Work task: In the entries below, identify every line with the string "Delete" and copy it.

Recorded data:
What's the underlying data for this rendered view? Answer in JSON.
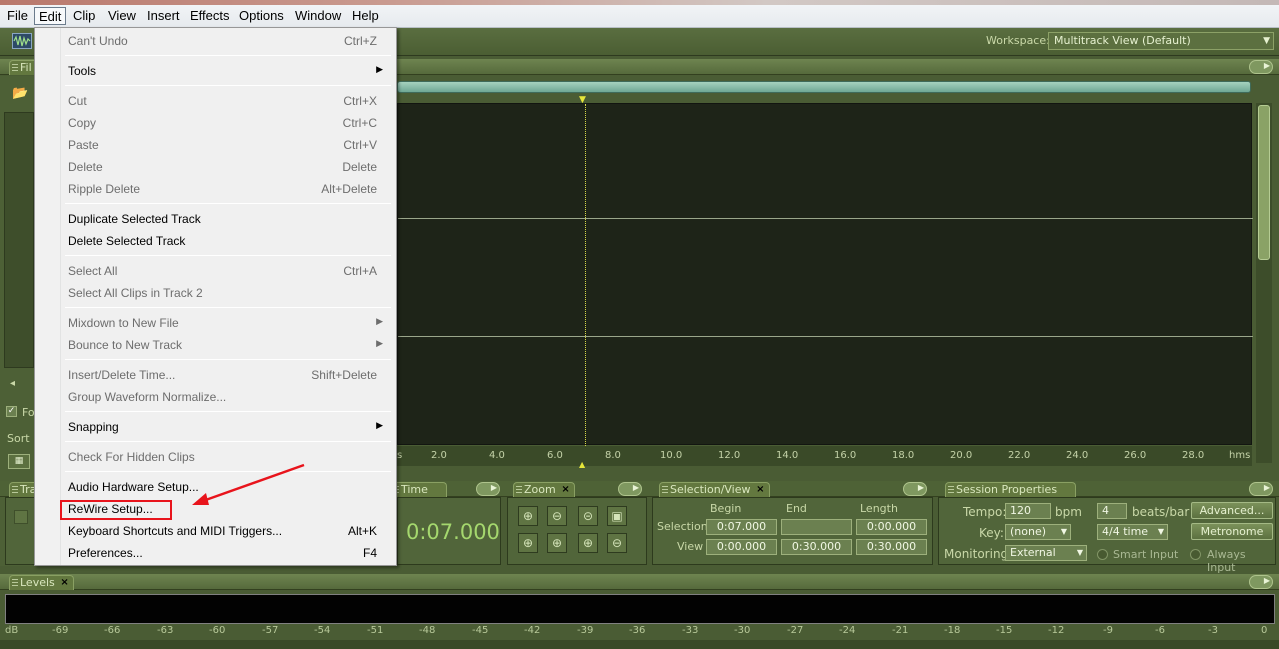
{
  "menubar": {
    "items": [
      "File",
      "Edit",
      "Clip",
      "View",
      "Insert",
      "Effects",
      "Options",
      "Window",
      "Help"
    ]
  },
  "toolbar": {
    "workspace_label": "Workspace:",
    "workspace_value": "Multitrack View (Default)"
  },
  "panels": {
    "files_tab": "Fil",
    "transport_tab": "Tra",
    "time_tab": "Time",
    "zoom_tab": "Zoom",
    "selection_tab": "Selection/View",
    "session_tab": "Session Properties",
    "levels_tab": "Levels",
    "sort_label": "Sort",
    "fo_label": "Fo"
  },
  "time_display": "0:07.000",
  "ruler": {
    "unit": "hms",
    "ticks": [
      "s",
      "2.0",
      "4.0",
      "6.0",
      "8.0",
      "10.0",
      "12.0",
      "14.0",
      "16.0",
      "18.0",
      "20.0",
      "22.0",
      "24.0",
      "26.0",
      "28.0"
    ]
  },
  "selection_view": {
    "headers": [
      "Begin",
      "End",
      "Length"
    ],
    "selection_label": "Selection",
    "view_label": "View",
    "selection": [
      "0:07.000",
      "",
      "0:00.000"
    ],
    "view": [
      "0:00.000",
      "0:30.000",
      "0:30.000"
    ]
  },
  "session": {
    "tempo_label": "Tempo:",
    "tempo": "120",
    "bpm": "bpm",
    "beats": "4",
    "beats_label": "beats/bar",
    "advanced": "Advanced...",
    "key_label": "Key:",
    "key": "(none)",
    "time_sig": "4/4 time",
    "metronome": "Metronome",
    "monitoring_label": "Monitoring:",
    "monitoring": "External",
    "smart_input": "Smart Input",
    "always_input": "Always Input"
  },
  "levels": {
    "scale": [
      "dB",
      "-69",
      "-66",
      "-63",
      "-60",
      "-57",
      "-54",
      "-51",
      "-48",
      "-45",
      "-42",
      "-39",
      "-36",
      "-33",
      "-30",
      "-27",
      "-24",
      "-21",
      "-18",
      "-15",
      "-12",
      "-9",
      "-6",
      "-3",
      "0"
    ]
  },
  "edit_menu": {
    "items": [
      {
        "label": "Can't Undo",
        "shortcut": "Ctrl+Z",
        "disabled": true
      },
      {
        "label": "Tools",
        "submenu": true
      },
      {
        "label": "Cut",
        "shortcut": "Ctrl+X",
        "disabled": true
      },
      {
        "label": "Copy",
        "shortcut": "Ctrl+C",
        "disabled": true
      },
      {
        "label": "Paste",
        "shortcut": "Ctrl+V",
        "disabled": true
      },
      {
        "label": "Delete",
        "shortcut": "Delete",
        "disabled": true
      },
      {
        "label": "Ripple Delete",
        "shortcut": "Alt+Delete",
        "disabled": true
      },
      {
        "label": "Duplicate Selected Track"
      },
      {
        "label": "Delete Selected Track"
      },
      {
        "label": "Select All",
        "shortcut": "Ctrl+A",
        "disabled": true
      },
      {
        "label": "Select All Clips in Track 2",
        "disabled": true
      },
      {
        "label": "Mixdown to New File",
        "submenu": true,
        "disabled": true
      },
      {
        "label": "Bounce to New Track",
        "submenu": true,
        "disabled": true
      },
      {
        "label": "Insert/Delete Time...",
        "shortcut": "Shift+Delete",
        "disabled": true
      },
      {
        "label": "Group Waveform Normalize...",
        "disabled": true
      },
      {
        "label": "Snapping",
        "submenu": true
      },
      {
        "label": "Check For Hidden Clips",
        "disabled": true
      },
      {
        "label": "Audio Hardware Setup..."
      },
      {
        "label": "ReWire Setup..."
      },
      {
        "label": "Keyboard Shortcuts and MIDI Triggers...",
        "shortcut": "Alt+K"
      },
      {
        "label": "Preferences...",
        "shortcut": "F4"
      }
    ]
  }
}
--
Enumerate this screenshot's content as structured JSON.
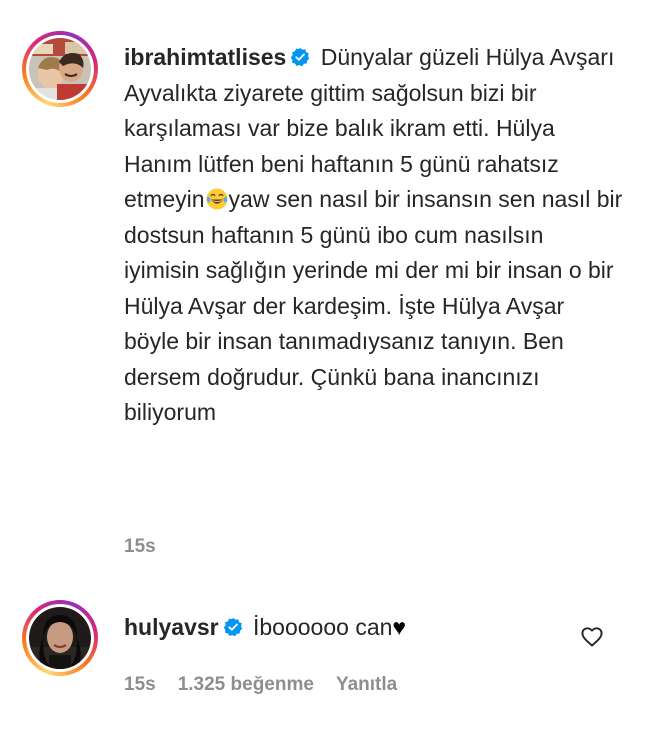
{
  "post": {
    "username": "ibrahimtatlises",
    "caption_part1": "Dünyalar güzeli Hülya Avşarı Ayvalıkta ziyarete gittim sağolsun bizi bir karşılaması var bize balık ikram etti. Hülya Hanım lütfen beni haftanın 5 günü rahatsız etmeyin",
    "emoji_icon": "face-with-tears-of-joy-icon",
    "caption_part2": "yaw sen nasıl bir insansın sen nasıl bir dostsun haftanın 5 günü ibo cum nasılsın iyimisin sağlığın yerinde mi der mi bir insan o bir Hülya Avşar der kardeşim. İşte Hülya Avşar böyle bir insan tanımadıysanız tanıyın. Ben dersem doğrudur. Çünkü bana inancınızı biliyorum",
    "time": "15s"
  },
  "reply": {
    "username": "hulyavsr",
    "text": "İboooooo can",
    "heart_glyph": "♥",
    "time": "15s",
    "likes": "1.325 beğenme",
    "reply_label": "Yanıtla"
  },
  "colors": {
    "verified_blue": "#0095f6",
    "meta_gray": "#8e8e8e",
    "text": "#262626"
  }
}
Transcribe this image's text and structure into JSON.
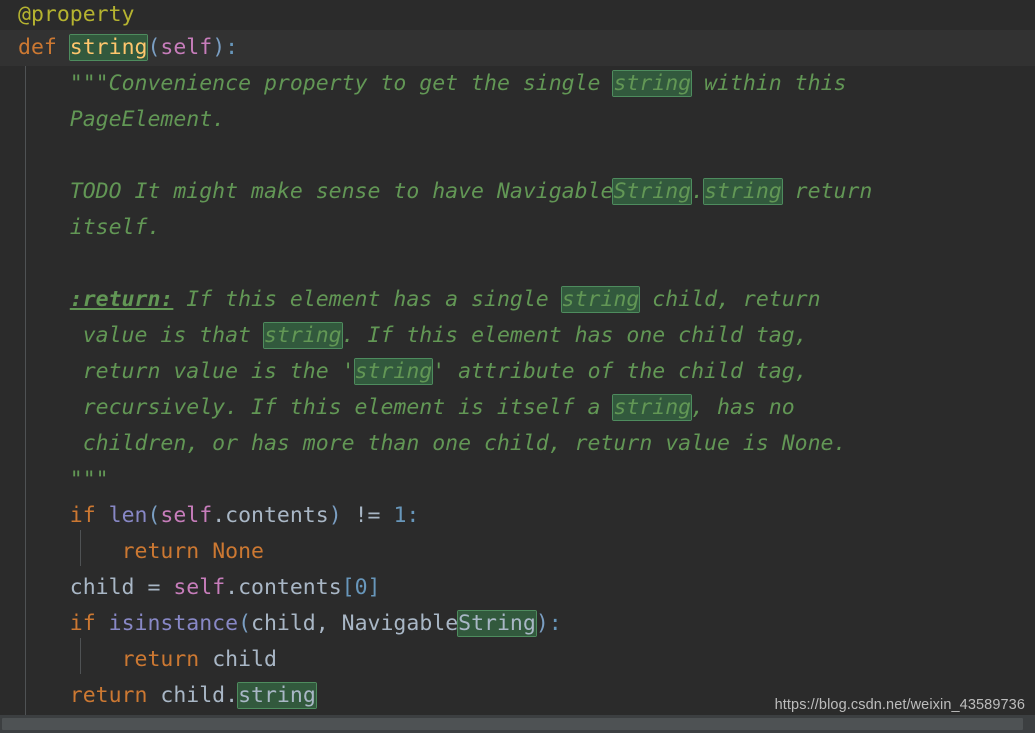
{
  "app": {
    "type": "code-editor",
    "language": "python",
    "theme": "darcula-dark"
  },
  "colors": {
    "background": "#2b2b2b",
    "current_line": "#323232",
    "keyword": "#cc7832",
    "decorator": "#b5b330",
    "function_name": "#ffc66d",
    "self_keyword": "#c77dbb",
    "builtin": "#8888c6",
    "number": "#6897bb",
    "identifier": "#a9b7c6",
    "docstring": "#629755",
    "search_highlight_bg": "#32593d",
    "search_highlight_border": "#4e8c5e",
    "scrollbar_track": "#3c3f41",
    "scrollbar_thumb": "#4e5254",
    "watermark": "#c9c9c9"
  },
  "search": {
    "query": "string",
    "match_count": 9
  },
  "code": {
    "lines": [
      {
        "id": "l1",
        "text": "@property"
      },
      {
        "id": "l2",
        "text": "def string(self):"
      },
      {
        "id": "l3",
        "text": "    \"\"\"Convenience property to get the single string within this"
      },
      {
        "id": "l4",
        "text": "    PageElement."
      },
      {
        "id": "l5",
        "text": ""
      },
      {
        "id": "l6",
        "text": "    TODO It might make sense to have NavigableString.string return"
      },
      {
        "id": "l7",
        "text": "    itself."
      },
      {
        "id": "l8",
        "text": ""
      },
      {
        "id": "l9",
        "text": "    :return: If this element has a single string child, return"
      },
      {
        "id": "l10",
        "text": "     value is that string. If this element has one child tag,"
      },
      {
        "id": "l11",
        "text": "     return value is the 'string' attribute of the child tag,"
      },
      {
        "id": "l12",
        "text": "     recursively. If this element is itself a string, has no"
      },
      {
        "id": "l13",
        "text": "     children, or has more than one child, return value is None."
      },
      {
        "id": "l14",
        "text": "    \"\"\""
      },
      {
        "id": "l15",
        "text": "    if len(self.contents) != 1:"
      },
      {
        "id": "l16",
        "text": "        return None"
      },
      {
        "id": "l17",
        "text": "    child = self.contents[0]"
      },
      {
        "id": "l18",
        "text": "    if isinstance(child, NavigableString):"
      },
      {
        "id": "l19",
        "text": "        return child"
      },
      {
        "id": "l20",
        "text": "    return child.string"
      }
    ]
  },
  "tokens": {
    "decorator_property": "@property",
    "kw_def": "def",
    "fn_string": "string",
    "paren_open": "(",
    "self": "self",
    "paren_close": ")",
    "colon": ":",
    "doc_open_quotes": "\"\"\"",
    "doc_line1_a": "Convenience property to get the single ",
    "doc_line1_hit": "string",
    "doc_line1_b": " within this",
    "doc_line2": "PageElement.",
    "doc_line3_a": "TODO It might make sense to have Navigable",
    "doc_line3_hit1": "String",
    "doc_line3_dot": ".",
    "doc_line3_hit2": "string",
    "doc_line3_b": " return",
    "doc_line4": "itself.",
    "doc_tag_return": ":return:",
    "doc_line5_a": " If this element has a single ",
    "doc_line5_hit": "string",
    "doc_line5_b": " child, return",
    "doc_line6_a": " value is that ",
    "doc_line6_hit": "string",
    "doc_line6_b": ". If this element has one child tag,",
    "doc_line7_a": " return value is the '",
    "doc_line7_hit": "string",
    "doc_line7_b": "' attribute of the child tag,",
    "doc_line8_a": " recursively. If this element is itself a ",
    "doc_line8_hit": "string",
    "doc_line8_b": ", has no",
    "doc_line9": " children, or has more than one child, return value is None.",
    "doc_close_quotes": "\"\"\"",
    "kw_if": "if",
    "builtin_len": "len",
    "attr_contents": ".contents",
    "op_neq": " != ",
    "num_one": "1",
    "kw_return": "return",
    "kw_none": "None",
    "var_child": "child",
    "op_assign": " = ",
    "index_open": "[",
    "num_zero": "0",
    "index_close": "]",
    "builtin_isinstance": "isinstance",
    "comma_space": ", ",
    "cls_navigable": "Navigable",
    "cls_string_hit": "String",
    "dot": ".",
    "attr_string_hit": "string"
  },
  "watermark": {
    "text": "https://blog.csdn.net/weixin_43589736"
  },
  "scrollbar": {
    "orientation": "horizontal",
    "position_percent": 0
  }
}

Reply:
        "label": "Delete",
        "shortcut": "Delete",
        "label": "Ripple Delete",
        "shortcut": "Alt+Delete",
        "label": "Delete Selected Track"
        "label": "Insert/Delete Time...",
        "shortcut": "Shift+Delete",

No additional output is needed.